Given current output levels, a general approximation in Wyoming is that each dollar change in crude oil prices results in roughly a $12.5 million change in revenue, assuming production is static. While this approximation is reasonable for small changes in the price of crude oil, it is subject to error when the price movement is as large as a potential drop from $50 to $37.

When prices drop this dramatically, it invariably causes decreases in volumes brought to markets. Ignoring the likely decrease in production, the price drop alone would amount to a $162 million reduction in annual revenue to Wyoming. However, it is certain that the state’s projected annual production of 102 million barrels certainly cannot be sustained based on the new forecast price of $37 per barrel. In fact, it is now apparent that steps have already been taken by the industry to cut back production.

The travel and tourism industry is also critical to the fiscal wellbeing of Wyoming. That industry contributes an estimated $200-plus million in state and local taxes. By way of comparison, the state’s 4% sales and use tax is expected to generate $790 million in fiscal year 2020.

The impacts of the recent events on the vacation travel industry are even more uncertain. There are a number of factors that are somewhat unique to travel and tourism. Some relate to COVID-19 and some do not. One important oddity associated with tourism volume over time is the impact of presidential elections. Past observation over many election cycles points to tourism volume decreasing in years when voters expect a close or toss-up election for president. Since the resultant reduction in travel and tourism volume due to the COVID-19 is occurring during an election year, there is no easy direct way to estimate the relative significance of these two negative factors.

International vacation travel is projected to slow substantially nationwide. Reasons vary. Some countries have imposed outright travel bans while others are expected to have lingering economic challenges that serve to limit vacation options. One very recent study indicates the impact of the virus will reduce visitations from China by 1.6 million people, with 56% of this drop occurring in 2020. In Wyoming, Chinese visitors make up a very small percentage of travelers except for areas in and near Yellowstone. Wyoming’s main source of international visitors is Europe, an area of the world COVID-19 has heavily impacted. However, only about 5% of the state’s travel volume is international travelers.

It’s still too early to accurately gauge the virus’s impact on travel. One disease pandemic that is somewhat comparable is the H1N1 Swine Flu of 2009. The swine flu pandemic resulted in more people being infected than are projected to be from COVID-19, but the mortality rate appears to be higher for COVID-19. The swine flu epidemic lasted about one year in the United States. It has not been determined how long the present pandemic will continue. In 2009, the Wyoming Travel industry volume dropped about 7.4%. Again, it is too early to make accurate comparisons of the ultimate impact of these two pandemics. Yet it is not hard to be convinced that this year’s decline in tourism could be more than 15%.

With the combined impacts of lower investment returns, the projected drop in the price of crude oil and the impending decrease in tourism volume, it is certain that the state’s near-term fiscal condition has declined substantially.
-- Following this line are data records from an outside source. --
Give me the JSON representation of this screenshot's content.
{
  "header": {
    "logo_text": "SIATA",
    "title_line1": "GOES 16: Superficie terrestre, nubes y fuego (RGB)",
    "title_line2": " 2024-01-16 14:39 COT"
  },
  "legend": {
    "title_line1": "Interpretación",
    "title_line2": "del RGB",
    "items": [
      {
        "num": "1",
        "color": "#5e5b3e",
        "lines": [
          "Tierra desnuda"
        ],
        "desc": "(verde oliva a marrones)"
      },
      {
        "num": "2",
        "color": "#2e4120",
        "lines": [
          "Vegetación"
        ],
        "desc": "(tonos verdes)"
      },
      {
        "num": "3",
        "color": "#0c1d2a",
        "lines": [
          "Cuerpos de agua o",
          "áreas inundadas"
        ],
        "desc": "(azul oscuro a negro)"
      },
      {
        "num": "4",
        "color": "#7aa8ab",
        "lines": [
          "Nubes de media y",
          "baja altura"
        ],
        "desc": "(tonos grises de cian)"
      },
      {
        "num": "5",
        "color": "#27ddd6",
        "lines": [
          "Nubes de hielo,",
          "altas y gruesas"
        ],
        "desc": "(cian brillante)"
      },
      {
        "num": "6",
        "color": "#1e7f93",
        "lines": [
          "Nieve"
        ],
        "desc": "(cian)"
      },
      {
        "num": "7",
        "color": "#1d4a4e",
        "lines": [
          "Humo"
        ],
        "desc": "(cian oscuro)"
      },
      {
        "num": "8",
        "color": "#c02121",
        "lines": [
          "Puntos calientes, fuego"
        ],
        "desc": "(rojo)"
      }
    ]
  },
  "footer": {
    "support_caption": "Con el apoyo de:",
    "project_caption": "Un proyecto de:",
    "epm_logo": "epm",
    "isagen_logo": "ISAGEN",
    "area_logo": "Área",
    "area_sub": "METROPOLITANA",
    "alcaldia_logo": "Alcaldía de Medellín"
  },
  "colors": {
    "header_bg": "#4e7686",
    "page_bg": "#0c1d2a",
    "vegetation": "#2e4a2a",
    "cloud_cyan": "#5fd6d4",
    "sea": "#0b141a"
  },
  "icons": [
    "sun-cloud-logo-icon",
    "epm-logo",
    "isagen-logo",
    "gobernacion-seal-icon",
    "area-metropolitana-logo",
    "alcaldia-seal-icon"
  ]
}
The three factors considered here could easily account for a decrease in $300 million to even $450 million in revenue for each of the next two years.

Over $1.3 billion dollars was projected to remain in the state’s rainy day fund at the end of the next biennium on the day that the 2020 budget session adjourned. The economic events over the past three weeks point to the likelihood of using a sizable portion of this balance during the upcoming biennium.

But, after all, these rainy day reserves were designed with black swans in mind.

 

Michael Madden served 12 years in the Wyoming House as a Republican representative from Buffalo, including seven years as chairman of the House Revenue Committee. He is an economist and holds a doctorate in economics from Iowa State University.

 

This column originally published on wyofile.com. WyoFile is an independent nonprofit news organization focused on Wyoming people, places and policy.